Supreme Court found release of petition names constitutional

On June 24, 2010, the US Supreme Court ruled 8-1 in Doe No. 1 v. Reed that the First Amendment does not bar a state from releasing identifying information about petitioner signers where there is a sufficiently compelling state interest. The case arose over an order to publish the names of those who signed a Washington state petition to overturn a state law giving same-sex partners the same rights as married partners. The US Court of Appeals for the Ninth Circuit had ruled that the names should be released, but the Supreme Court issued a temporary stay. Chief Justice John Roberts, delivering the opinion of the court, affirmed the Ninth Circuit's ruling. The court held that preserving the integrity of the state electoral process was a compelling interest justifying the limitations placed on speech by the release of the names. Justice Clarence Thomas wrote a lone dissent arguing that release of the information would stifle speech and discourage participation in state's referendum process.
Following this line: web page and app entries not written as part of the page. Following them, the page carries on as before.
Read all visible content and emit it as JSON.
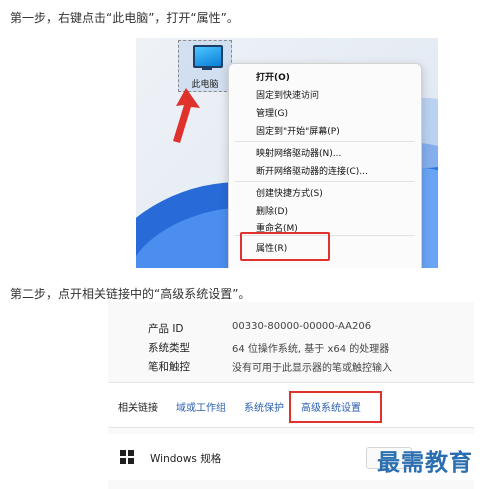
{
  "steps": {
    "step1": "第一步，右键点击“此电脑”，打开“属性”。",
    "step2": "第二步，点开相关链接中的“高级系统设置”。"
  },
  "shot1": {
    "desktop_icon_label": "此电脑",
    "menu_items": [
      "打开(O)",
      "固定到快速访问",
      "管理(G)",
      "固定到\"开始\"屏幕(P)",
      "映射网络驱动器(N)...",
      "断开网络驱动器的连接(C)...",
      "创建快捷方式(S)",
      "删除(D)",
      "重命名(M)",
      "属性(R)"
    ],
    "highlight_color": "#e0322d"
  },
  "shot2": {
    "specs": [
      {
        "label": "产品 ID",
        "value": "00330-80000-00000-AA206"
      },
      {
        "label": "系统类型",
        "value": "64 位操作系统, 基于 x64 的处理器"
      },
      {
        "label": "笔和触控",
        "value": "没有可用于此显示器的笔或触控输入"
      }
    ],
    "related_links_label": "相关链接",
    "related_links": [
      "域或工作组",
      "系统保护",
      "高级系统设置"
    ],
    "windows_spec_title": "Windows 规格",
    "link_color": "#2a5fb0"
  },
  "watermark": "最需教育"
}
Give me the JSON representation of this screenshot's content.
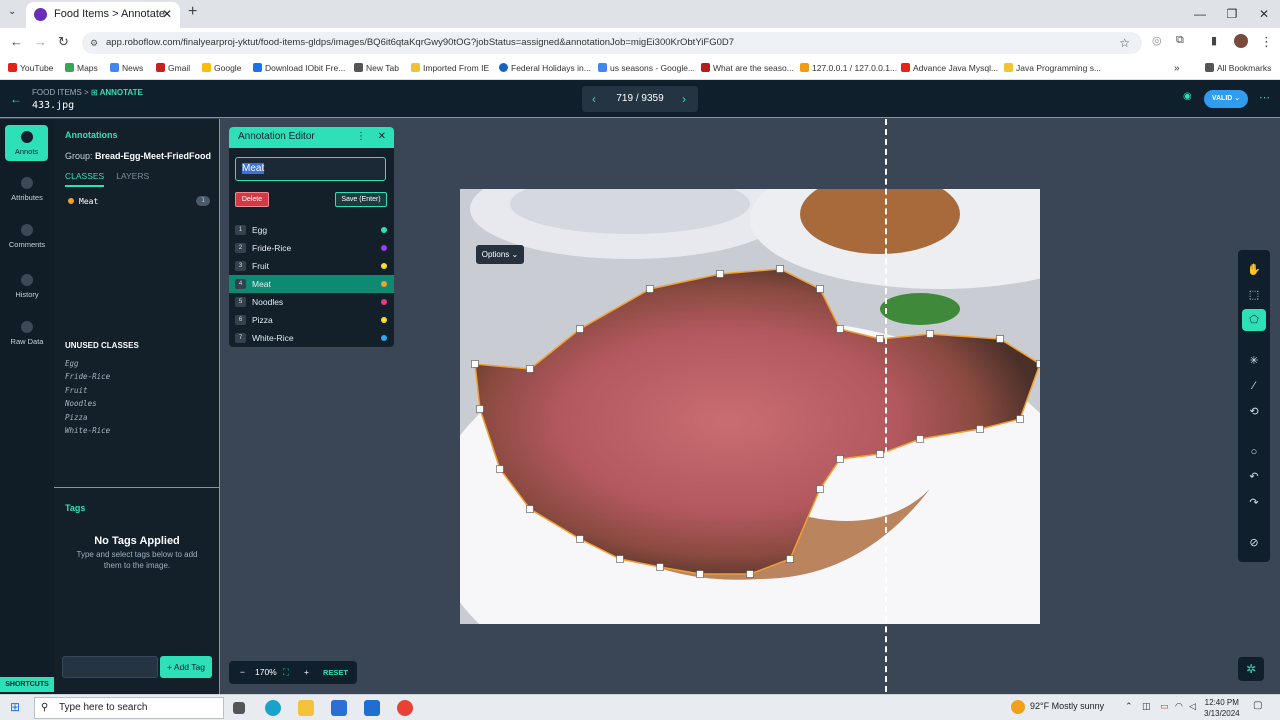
{
  "browser": {
    "tab_title": "Food Items > Annotate",
    "url": "app.roboflow.com/finalyearproj-yktut/food-items-gldps/images/BQ6it6qtaKqrGwy90tOG?jobStatus=assigned&annotationJob=migEi300KrObtYiFG0D7",
    "bookmarks": [
      "YouTube",
      "Maps",
      "News",
      "Gmail",
      "Google",
      "Download IObit Fre...",
      "New Tab",
      "Imported From IE",
      "Federal Holidays in...",
      "us seasons - Google...",
      "What are the seaso...",
      "127.0.0.1 / 127.0.0.1...",
      "Advance Java Mysql...",
      "Java Programming s..."
    ],
    "all_bookmarks": "All Bookmarks"
  },
  "header": {
    "crumb_project": "FOOD ITEMS",
    "crumb_sep": ">",
    "crumb_mode": "ANNOTATE",
    "filename": "433.jpg",
    "pager": "719 / 9359",
    "status": "VALID"
  },
  "rail": {
    "annots": "Annots",
    "attributes": "Attributes",
    "comments": "Comments",
    "history": "History",
    "raw_data": "Raw Data",
    "shortcuts": "SHORTCUTS"
  },
  "panel": {
    "title": "Annotations",
    "group_label": "Group:",
    "group_value": "Bread-Egg-Meet-FriedFood",
    "tab_classes": "CLASSES",
    "tab_layers": "LAYERS",
    "used_class": {
      "name": "Meat",
      "count": "1"
    },
    "unused_title": "UNUSED CLASSES",
    "unused": [
      "Egg",
      "Fride-Rice",
      "Fruit",
      "Noodles",
      "Pizza",
      "White-Rice"
    ],
    "tags_title": "Tags",
    "no_tags": "No Tags Applied",
    "no_tags_sub": "Type and select tags below to add them to the image.",
    "add_tag": "+ Add Tag"
  },
  "editor": {
    "title": "Annotation Editor",
    "input_value": "Meat",
    "delete": "Delete",
    "save": "Save (Enter)",
    "classes": [
      {
        "num": "1",
        "name": "Egg",
        "color": "#2ee0b8"
      },
      {
        "num": "2",
        "name": "Fride-Rice",
        "color": "#9b3df0"
      },
      {
        "num": "3",
        "name": "Fruit",
        "color": "#f5e12a"
      },
      {
        "num": "4",
        "name": "Meat",
        "color": "#f0a030"
      },
      {
        "num": "5",
        "name": "Noodles",
        "color": "#e83a8a"
      },
      {
        "num": "6",
        "name": "Pizza",
        "color": "#f5e12a"
      },
      {
        "num": "7",
        "name": "White-Rice",
        "color": "#2fa8f0"
      }
    ],
    "selected_index": 3
  },
  "canvas": {
    "options": "Options"
  },
  "zoom": {
    "level": "170%",
    "reset": "RESET"
  },
  "taskbar": {
    "search_placeholder": "Type here to search",
    "weather": "92°F  Mostly sunny",
    "time": "12:40 PM",
    "date": "3/13/2024"
  }
}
Learn more about the First Amendment and same-sex marriage from the JURIST news archive.

 

About This Day at Law

This Day at Law is JURIST's platform for legal history, highlighting interseting and important developments that shaped the law and the world.

© Copyright JURIST Legal News and Research Services, Inc., 2013.